Available data:

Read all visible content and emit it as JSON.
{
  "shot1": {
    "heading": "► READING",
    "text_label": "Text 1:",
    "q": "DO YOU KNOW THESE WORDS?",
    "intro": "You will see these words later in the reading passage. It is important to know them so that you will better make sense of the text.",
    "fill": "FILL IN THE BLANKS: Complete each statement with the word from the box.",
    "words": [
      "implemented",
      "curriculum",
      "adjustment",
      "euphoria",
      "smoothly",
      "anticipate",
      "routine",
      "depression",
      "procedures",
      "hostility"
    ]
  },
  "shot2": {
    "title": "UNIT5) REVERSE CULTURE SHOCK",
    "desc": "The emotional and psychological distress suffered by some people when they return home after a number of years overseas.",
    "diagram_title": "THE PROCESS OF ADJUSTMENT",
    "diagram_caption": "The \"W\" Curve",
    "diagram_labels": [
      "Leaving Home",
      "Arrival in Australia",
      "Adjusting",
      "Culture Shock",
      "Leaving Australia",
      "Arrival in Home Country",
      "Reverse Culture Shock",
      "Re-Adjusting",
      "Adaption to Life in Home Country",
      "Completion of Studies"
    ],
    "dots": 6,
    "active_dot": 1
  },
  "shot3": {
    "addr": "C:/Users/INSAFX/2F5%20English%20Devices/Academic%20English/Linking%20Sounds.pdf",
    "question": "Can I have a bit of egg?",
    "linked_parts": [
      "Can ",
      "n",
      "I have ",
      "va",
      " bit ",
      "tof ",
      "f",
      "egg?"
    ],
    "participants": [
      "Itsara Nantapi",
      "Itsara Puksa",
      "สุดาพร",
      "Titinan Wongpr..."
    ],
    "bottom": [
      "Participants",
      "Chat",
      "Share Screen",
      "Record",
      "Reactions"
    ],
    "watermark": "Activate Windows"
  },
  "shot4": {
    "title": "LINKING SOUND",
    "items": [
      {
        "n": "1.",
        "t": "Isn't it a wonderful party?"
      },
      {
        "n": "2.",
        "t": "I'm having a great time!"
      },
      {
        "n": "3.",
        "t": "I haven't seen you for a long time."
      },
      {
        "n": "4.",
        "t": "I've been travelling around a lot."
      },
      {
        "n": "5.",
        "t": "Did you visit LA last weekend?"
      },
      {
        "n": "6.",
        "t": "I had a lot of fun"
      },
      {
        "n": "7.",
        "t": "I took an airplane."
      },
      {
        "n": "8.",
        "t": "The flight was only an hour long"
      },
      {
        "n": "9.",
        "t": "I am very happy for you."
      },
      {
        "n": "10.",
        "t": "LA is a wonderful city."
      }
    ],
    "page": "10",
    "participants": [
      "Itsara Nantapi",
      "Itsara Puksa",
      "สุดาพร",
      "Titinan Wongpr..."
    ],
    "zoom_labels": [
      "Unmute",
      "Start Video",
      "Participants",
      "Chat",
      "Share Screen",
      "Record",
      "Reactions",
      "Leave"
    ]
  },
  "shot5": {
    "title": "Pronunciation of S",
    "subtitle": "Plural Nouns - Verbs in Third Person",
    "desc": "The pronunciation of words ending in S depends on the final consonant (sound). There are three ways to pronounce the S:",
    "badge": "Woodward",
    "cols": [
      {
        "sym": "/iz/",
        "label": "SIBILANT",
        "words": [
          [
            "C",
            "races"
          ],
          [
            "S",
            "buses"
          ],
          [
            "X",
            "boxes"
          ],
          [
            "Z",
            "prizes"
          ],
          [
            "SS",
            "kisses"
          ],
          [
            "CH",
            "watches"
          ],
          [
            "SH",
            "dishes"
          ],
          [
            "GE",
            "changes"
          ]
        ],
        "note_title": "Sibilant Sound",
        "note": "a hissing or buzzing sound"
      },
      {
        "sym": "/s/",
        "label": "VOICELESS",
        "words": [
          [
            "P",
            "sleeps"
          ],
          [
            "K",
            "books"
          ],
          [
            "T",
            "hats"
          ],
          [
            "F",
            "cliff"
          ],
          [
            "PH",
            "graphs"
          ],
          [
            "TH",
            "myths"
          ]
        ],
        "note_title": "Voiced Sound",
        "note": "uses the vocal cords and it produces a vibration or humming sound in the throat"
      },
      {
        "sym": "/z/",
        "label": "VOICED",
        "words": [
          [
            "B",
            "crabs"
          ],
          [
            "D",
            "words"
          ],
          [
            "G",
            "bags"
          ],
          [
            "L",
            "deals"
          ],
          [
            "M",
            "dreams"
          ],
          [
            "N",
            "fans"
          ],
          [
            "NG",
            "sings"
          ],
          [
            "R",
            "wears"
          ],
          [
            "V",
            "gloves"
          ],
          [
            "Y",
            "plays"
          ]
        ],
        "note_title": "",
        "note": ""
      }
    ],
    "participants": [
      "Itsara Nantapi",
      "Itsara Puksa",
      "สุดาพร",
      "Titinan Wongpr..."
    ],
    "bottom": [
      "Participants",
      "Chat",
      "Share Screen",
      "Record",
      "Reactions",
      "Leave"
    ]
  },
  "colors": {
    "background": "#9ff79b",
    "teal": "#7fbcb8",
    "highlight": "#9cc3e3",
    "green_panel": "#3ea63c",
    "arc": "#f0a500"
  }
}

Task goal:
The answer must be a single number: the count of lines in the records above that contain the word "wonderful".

Exercise solution:
2